Eyewitness Identification

It is no longer disputed that eyewitness misidentification is a real and significant problem and a major cause of wrongful convictions. This country's understanding of this issue has evolved and expanded significantly since Mr. Velazquez was convicted in 1999.

For instance, New Jersey's Supreme Court recently found that

Study after study [has] revealed a troubling lack of reliability in eyewitness identifications. From social science research to the review of actual police lineups, from laboratory experiments to DNA exonerations, the record proves that the possibility of mistaken identifications is real. Indeed, it is now widely known that eyewitness misidentification is the leading cause of wrongful convictions across the country.

New Jersey v. Henderson, No.A-8-08, at 4-5 (NJ Aug. 24, 2011)

In Henderson, the New Jersey Supreme Court unanimously recommended tighter restrictions on eyewitness testimony in an opinion that called into question the reliability of eyewitness testimony.

Studies published since Mr. Velazquez was wrongfully convicted provide important data regarding the frequency with which misidentifications occur in various settings. Depending on the particular study, the percentage of eyewitness misidentifications range anywhere from 33-50 percent.

Furthermore, a compilation of DNA exculpation cases created by the Innocence Project shows that, as of July 29, 2011, 273 wrongfully convicted persons had been exculpated by DNA evidence as 75% of those convictions involved erroneous eyewitness identification. The fact that Mr. Velazquez was identified by more than one person does not alter the reality of the high risk of misidentifications. Thirtysix percent of those exonerated in the cases cited by the Innocence Project's report were misidentified by more than one eyewitness.

In this case, the evidence shows that the eyewitness identifications lead to Mr. Velazquez's conviction were highly unreliable and a result of improper police provedures used both in the photo and lineup processes. Furthermore, the reliability of the eyewitness identifications in this case has been seriously undercut by the eyewitnesses' subsequent recantations and changes from their original trial testimony.

There have been reports, studies, and court decisions that examined and questioned the reliability of eyewitness. The New York State Bar Association's Task Force on Wrongful Convictions concluded, after an exhaustive study, that erroneous identifications "were responsible for more wrongful convictions than any other single factor."

Final Report of the New York State Bar Association's Task Force on Wrongful Convictions

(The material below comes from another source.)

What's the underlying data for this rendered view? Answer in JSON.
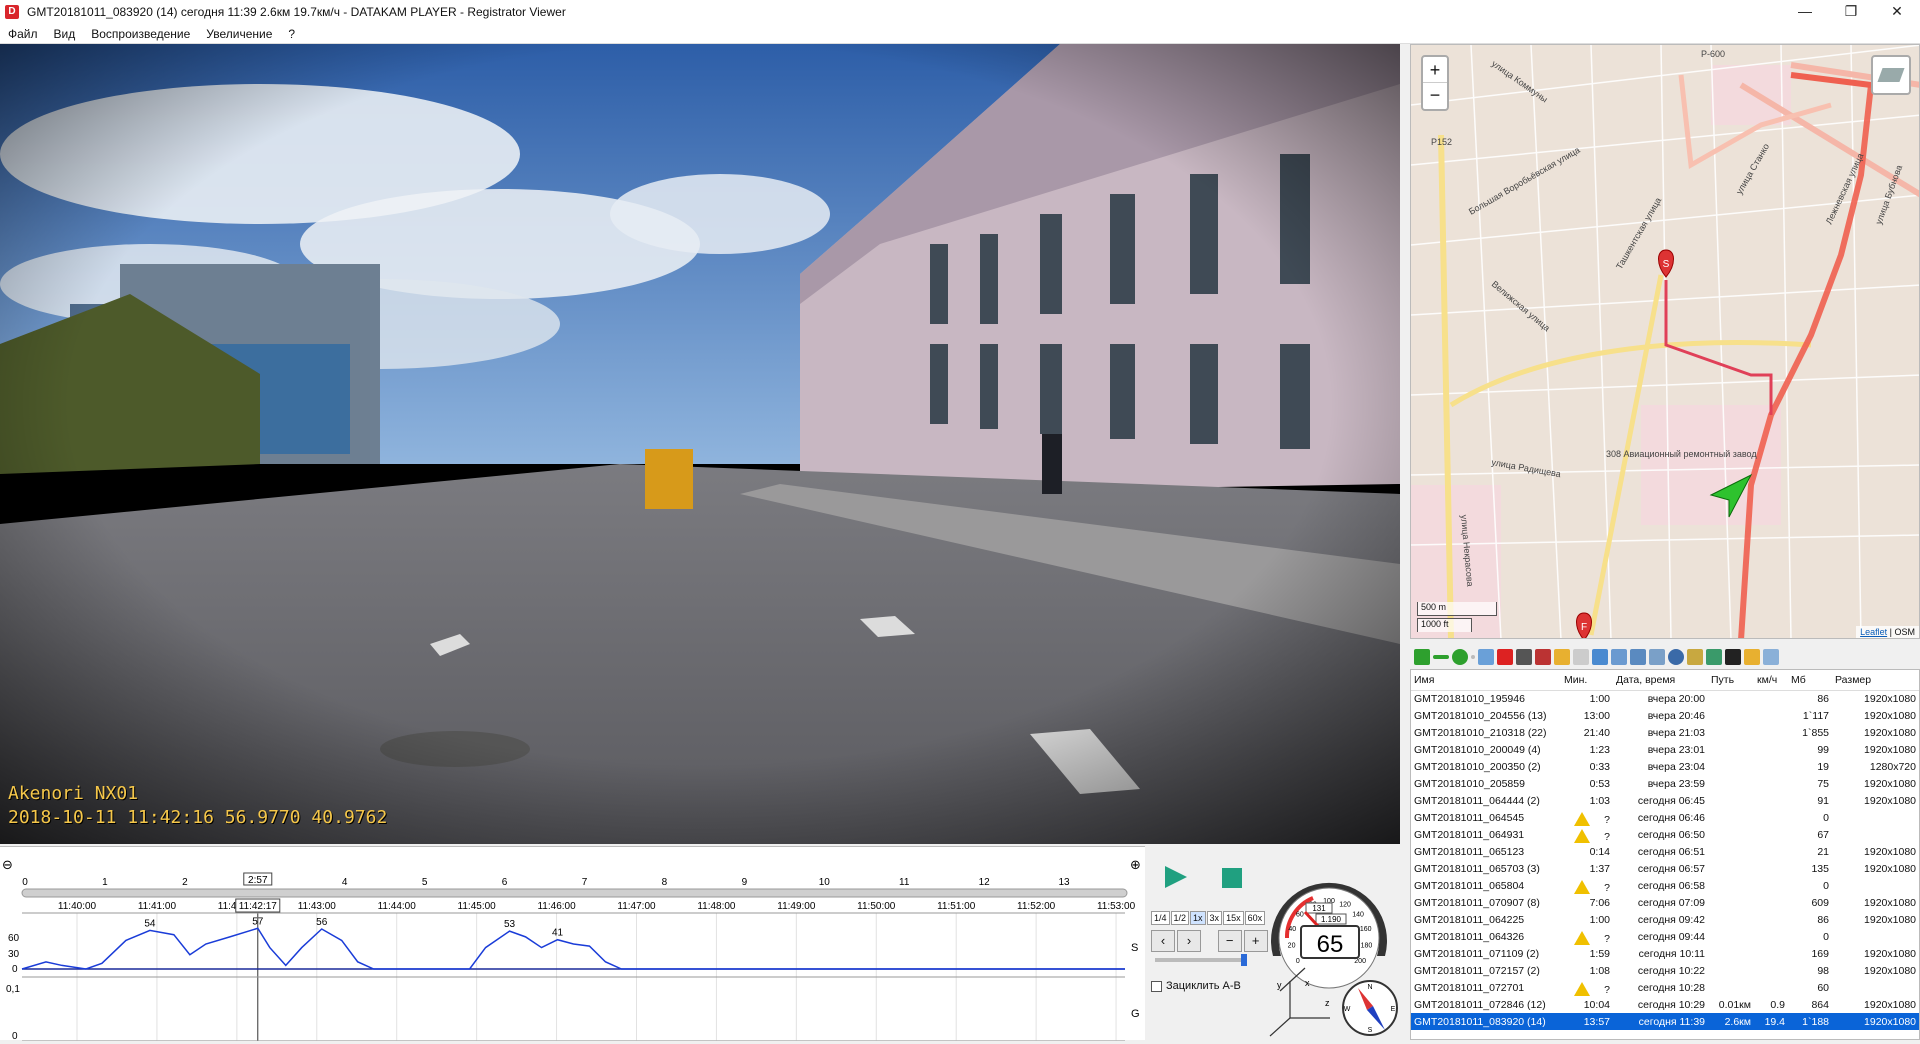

Perhaps more disturbing than the eyewitness misidentifications that resulted in Mr. Velazquez's wrongful conviction was the intentional failure by the police to conduct a meaningful and thorough investigation of leads that came from multiple sources that indicated that an individual by the name of "Mustafa" was responsible for Albert Ward's murder. Additional information about "Mustafa" that has been obtained strongly suggests that he was the killer and not Mr. Velazquez.